> **EXERCISE GOAL**
Which of the lines below contain the string "Search"? Copy each one.

****************

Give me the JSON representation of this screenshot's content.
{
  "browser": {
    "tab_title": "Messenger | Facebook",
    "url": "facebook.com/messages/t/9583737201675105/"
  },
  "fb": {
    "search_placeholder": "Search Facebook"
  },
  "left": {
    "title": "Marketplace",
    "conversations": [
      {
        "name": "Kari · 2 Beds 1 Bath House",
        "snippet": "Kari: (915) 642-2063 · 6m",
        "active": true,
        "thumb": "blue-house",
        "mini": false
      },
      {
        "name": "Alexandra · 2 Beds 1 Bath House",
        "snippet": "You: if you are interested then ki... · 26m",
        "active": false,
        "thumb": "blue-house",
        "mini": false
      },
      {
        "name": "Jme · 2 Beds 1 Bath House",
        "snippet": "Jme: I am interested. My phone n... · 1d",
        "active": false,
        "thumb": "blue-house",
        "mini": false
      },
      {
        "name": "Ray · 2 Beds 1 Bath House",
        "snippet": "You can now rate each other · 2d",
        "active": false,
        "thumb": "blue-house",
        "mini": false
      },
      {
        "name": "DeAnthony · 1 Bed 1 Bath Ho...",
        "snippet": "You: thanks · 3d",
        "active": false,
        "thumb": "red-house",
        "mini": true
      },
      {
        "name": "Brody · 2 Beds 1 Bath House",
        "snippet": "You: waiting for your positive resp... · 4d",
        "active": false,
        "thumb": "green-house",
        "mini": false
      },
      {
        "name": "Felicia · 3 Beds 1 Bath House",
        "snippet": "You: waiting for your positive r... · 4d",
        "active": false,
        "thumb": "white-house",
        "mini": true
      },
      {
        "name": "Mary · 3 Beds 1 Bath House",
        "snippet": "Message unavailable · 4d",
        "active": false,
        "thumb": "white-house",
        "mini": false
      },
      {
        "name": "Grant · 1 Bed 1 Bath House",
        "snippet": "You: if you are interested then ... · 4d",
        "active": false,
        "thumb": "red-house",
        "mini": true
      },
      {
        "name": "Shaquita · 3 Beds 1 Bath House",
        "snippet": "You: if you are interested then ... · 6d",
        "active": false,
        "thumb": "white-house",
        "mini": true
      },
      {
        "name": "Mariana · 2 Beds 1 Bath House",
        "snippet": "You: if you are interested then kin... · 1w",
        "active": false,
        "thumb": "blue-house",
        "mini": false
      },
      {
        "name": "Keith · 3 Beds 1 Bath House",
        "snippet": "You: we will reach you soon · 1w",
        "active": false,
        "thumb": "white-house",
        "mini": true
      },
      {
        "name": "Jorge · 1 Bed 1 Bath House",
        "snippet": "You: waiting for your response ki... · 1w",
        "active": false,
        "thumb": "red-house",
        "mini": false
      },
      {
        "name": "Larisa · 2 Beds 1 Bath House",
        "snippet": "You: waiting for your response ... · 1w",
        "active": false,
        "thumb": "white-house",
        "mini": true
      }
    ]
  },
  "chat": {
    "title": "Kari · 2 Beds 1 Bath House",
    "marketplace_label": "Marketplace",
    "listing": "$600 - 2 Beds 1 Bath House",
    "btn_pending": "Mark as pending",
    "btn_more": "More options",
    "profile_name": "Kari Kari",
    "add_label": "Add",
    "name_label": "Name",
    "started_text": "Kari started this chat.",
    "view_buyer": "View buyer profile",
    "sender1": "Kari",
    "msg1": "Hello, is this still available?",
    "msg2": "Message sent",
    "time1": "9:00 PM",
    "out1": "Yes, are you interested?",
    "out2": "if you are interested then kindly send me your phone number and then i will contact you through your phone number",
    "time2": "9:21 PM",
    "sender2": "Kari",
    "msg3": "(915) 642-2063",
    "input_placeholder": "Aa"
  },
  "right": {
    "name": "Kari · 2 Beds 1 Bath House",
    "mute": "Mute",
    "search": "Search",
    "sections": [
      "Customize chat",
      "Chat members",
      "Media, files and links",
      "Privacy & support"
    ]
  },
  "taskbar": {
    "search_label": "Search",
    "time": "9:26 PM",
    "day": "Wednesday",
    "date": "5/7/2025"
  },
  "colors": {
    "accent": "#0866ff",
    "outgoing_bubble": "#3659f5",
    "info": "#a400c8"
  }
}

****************

> **OUTPUT**
    "search_placeholder": "Search Facebook"
    "search": "Search",
    "search_label": "Search",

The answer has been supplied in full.